In terms of legislation, I have authored four laws that have benefited the poor and marginalized sectors, namely: the Public Attorneys Act of 2007 (R.A. 9406) which strengthened the Public Attorneys Office and expanded its free legal services to poor litigants; the Tax Relief Act of 2009 (R.A. 9504) which exempts minimum wage earners from witholding taxes thereby increasing take home pay; the Rent Control Act of 2009 (R.A. 9653) which put a cap on rent for low-income earners; and the Anti-Torture Act of 2009 (R.A. 9745) which penalizes torture.
Aside from this, I have authored a total of 178 measures and co-authored 376 more, landing me in the top 5 most prolific congressman in the 15th Congress. My proposed measures aim to address significant issues such as prices, health, education, and human rights.
In terms of projects, for this Congress, my office has allocated P85 million for health in the form of hospital funds for indigents, ambulances, health worker kits, health centers, water supply, trainings and medical missions. Almost P70 million was allocated for scholarships, school facilities and supplies. Meanwhile, P55 million was spent on social services for local government units, P13 million for livelihood projects and P4.45 million for environmental projects.

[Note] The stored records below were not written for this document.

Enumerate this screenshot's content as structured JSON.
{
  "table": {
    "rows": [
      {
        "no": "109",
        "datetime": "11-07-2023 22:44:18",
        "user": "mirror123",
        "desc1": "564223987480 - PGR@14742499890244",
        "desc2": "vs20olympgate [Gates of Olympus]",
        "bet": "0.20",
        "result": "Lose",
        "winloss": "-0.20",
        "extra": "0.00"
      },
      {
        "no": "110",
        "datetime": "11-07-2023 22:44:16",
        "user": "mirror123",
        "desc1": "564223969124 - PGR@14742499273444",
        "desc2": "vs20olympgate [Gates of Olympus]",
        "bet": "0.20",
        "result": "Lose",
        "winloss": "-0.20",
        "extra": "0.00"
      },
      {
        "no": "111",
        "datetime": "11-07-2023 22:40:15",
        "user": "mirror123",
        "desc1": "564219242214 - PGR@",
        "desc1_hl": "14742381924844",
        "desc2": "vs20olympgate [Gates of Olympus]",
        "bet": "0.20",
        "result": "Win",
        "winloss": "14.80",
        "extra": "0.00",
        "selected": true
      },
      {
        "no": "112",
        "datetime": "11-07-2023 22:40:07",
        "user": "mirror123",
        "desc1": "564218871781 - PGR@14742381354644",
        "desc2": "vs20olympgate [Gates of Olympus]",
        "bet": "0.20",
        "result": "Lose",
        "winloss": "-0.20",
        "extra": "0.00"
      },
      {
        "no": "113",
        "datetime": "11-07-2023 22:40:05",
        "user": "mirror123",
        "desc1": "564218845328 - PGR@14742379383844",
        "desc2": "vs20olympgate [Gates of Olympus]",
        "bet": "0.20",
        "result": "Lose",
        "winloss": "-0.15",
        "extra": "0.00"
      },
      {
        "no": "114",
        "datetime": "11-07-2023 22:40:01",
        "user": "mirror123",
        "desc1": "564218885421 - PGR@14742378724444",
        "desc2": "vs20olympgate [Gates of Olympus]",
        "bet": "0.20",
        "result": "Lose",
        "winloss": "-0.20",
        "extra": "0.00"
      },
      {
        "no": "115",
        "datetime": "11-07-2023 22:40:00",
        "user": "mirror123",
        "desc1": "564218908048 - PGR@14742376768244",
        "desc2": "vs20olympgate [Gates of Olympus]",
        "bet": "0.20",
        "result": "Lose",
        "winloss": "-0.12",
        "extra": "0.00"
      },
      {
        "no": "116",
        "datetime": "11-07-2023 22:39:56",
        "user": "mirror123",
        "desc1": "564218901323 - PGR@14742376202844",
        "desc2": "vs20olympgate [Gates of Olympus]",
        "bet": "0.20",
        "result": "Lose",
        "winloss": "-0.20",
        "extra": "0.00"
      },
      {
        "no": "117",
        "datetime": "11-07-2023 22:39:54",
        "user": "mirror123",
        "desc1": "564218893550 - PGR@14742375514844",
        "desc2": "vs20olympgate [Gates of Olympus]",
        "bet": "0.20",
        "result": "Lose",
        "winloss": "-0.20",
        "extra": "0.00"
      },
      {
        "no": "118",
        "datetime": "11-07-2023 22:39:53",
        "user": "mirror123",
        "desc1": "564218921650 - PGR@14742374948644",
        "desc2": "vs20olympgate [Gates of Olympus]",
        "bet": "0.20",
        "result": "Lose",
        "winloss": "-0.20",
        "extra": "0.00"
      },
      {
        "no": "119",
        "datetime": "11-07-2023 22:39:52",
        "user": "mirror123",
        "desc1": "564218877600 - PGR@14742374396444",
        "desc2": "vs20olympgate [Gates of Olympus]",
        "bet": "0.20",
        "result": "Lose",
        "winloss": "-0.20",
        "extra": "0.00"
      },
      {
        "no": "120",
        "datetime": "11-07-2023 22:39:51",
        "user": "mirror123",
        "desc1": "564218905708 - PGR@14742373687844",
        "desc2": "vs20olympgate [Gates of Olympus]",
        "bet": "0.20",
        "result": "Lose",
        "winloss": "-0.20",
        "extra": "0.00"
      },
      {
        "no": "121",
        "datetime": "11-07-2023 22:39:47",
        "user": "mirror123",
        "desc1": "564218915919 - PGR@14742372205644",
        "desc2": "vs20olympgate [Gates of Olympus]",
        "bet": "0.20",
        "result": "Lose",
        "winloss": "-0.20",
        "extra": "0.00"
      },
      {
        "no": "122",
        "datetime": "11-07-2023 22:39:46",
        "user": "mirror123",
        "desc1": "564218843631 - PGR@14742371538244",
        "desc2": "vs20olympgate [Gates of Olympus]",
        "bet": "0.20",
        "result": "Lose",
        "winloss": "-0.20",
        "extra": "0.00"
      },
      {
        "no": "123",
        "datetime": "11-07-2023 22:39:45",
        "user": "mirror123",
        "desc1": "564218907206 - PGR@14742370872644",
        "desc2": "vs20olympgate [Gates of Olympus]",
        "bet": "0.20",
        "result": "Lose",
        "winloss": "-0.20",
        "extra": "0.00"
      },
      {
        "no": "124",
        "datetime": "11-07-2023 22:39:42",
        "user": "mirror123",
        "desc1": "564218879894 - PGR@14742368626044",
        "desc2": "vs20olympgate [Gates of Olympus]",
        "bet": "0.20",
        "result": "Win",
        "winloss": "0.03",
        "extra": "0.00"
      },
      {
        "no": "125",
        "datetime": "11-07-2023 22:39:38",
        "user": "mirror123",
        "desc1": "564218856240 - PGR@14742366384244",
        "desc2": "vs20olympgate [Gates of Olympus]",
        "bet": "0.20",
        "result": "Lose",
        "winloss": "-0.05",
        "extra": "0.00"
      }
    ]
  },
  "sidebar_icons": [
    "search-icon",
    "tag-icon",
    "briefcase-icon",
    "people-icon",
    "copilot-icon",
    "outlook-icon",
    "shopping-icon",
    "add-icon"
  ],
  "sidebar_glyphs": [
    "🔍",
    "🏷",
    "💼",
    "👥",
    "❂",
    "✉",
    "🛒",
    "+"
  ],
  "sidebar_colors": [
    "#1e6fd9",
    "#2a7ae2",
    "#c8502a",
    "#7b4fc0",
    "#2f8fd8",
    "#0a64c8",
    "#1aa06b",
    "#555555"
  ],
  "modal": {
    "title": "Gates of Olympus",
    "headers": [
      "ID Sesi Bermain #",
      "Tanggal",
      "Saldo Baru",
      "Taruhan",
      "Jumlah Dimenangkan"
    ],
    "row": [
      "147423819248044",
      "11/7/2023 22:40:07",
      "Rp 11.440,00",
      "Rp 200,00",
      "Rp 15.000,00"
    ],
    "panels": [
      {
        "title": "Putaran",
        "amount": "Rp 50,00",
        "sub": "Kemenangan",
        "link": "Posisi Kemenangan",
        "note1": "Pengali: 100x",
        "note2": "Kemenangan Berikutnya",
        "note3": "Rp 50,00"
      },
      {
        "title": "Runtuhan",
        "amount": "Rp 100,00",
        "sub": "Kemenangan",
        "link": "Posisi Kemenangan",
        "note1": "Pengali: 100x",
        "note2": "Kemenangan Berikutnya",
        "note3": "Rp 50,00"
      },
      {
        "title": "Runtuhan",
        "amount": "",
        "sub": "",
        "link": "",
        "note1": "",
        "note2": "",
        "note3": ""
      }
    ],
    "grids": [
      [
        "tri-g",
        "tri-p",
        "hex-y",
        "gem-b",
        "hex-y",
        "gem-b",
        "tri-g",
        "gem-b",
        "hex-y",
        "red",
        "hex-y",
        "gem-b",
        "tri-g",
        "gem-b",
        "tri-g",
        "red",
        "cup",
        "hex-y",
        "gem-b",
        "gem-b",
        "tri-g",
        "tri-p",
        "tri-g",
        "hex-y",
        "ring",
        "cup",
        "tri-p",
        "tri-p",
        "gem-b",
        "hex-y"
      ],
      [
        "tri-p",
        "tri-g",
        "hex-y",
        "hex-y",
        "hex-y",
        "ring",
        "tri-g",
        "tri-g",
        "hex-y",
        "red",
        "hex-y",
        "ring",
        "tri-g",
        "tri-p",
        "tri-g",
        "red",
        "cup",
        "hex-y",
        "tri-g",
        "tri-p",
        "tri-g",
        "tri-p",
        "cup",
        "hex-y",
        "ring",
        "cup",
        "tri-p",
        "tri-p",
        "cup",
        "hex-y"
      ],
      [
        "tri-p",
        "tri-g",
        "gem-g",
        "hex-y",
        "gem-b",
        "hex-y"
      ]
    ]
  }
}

Teddy: For the record, I am the third poorest congressman in the House with a net worth of P232,000.00. I may not be destitute, but am definitely not rich.
I come from a family of professionals. My grandparents were all public servants. My father is a lawyer and my mother a full time homemaker. I grew up in a typical middle class family.
Through their frugality and hard work, my maternal grandparents were able to acquire a number of properties in Aklan. But as an activist, I have no interest in these and have chosen to live an activist’s simple, frugal life.
Because a big chunk of my monthly salary goes to my party for its public service programs, I have to stretch every peso to provide for myself and my family, including two school-aged kids and my wife who is also in school taking up law.
Teddy: The Aquino administration is dominated by the very same political and economic elites who have ruled the country for decades. The names and faces may have changed, but the vested interests remain. Come to think of it, its the same old names we see.
Thus, I do not expect any earthshaking change or reform to happen under Aquino’s term. At best there will be some token concessions for the “tuwid na daan” like a few cases filed here and there. But notice that it has taken two long years yet the freedom of information act remains a pipe dream.
Aquino’s centerpiece economic programs – the conditional cash transfer, public private partnerships, foreign-led extractive mining, and the emphasis on business process outsourcing and tourism – are the very same, rehashed programs of the previous administration. Therefore, the poor have remained poor and the country underdeveloped.
Teddy: Because we need new voices and new representations in the Senate.
Because the Senate has become hostage to the same political families and economic interests that have dominated Philippine politics for decades. We need new leaders who have fought for and struggled with the people in their common aspirations for economic and social reforms. Fighters who are not tied down by the corrupt political system of patronage. Social reformers who will not be bought or pressured into compromising the people’s demands for lower prices of electricity and oil, secure jobs and higher incomes, and better government, among others.
This is what I have been doing for the last 23 years of my life – 15 years in the parliament of the streets and 8 years in Congress – to be that change that we need and aspire for.
It’s time for a change in the Senate. And we should start now.